Pull out each line of the data that includes the word "icon".

# Source records
----------------

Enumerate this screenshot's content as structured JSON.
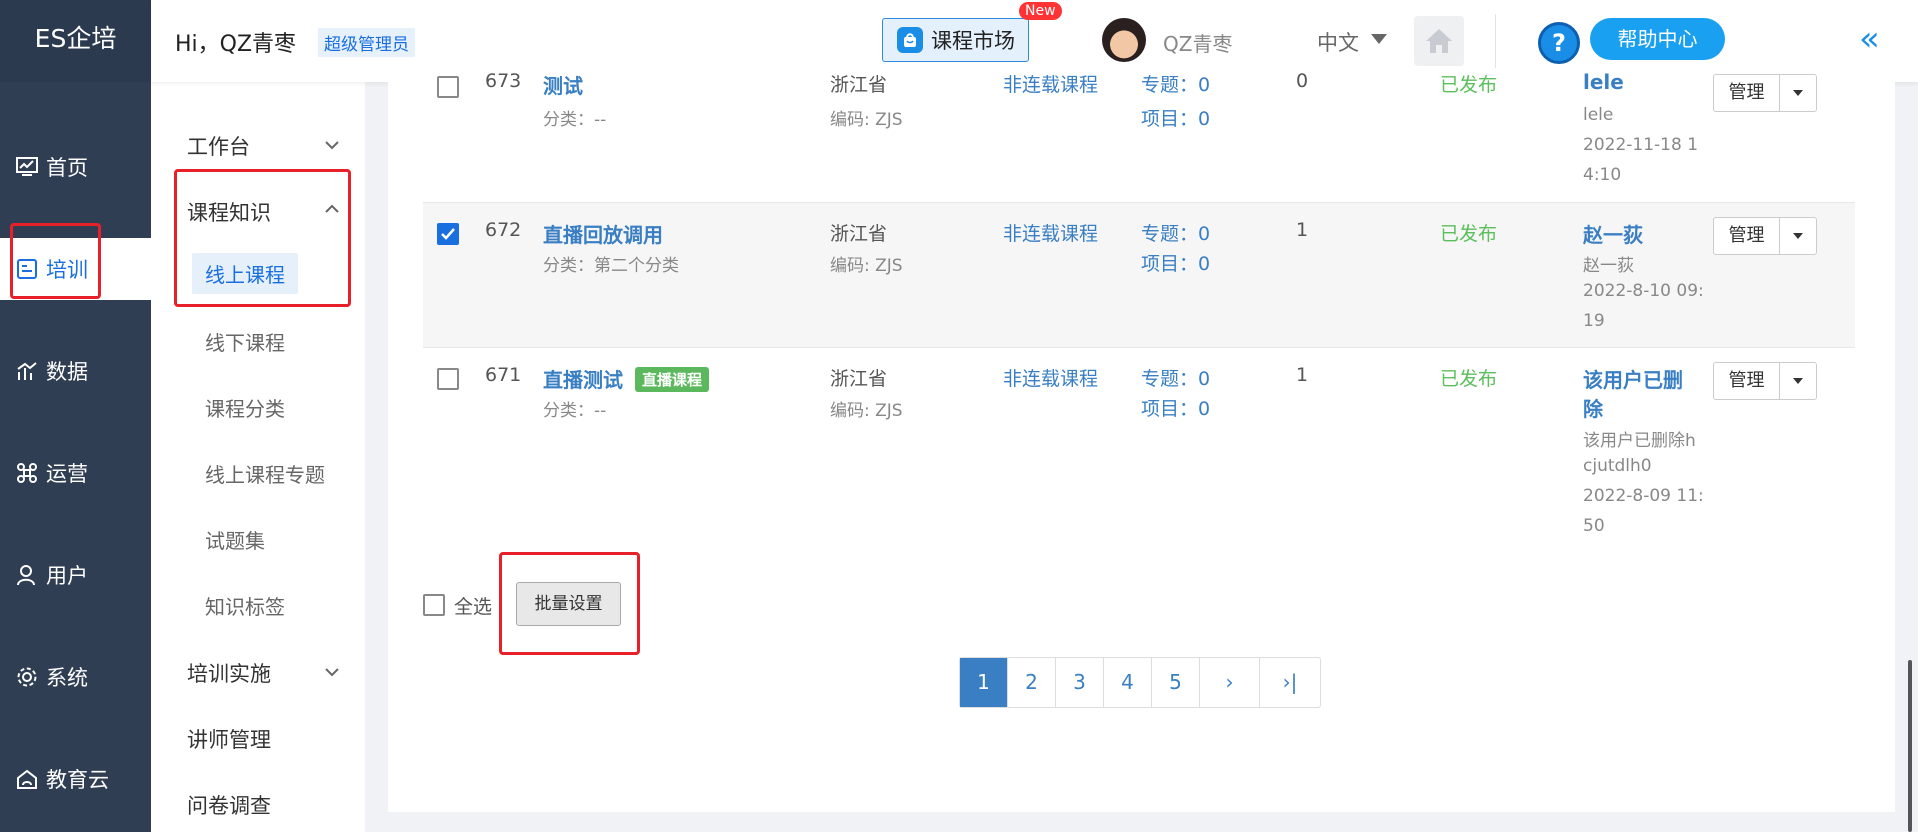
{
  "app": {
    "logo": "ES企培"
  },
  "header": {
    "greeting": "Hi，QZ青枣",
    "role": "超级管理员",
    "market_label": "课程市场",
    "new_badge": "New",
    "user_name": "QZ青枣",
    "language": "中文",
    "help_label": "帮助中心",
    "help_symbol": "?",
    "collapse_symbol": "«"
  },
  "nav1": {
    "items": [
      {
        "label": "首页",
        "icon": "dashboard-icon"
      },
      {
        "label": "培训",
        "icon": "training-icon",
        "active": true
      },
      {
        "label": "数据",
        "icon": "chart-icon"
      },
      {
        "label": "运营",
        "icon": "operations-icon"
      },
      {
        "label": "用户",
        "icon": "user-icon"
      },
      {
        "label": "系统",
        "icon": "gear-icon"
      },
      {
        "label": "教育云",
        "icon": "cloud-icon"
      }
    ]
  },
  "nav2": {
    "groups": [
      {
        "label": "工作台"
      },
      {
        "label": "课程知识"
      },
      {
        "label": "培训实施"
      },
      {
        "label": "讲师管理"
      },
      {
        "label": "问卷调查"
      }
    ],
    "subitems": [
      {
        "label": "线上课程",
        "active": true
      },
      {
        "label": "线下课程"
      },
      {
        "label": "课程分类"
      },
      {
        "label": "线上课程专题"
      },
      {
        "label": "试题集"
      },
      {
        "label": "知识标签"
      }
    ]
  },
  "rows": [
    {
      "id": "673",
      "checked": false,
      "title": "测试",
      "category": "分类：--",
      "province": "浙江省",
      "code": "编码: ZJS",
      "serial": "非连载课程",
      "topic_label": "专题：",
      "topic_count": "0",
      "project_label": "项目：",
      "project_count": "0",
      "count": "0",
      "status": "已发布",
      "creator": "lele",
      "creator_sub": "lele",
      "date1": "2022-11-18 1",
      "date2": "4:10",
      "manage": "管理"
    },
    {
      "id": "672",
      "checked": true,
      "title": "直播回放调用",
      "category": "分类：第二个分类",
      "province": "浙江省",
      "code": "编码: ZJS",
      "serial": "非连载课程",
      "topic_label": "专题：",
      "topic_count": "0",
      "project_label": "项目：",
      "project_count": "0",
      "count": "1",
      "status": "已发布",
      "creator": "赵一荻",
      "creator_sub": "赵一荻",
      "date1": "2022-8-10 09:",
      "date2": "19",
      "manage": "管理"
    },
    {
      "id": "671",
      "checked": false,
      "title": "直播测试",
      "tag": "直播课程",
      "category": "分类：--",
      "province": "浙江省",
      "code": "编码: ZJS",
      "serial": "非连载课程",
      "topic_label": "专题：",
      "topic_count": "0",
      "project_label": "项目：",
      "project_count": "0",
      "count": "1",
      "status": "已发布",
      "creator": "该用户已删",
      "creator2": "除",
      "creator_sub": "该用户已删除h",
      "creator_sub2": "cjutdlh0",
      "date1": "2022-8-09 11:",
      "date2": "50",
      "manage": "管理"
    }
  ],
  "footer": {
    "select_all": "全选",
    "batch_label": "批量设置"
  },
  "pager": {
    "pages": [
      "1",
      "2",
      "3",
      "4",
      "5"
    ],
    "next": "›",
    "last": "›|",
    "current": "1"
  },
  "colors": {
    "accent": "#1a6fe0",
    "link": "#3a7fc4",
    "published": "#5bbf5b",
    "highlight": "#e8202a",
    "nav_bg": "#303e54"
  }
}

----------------

# Problem solution
        "icon": "dashboard-icon"
        "icon": "training-icon",
        "icon": "chart-icon"
        "icon": "operations-icon"
        "icon": "user-icon"
        "icon": "gear-icon"
        "icon": "cloud-icon"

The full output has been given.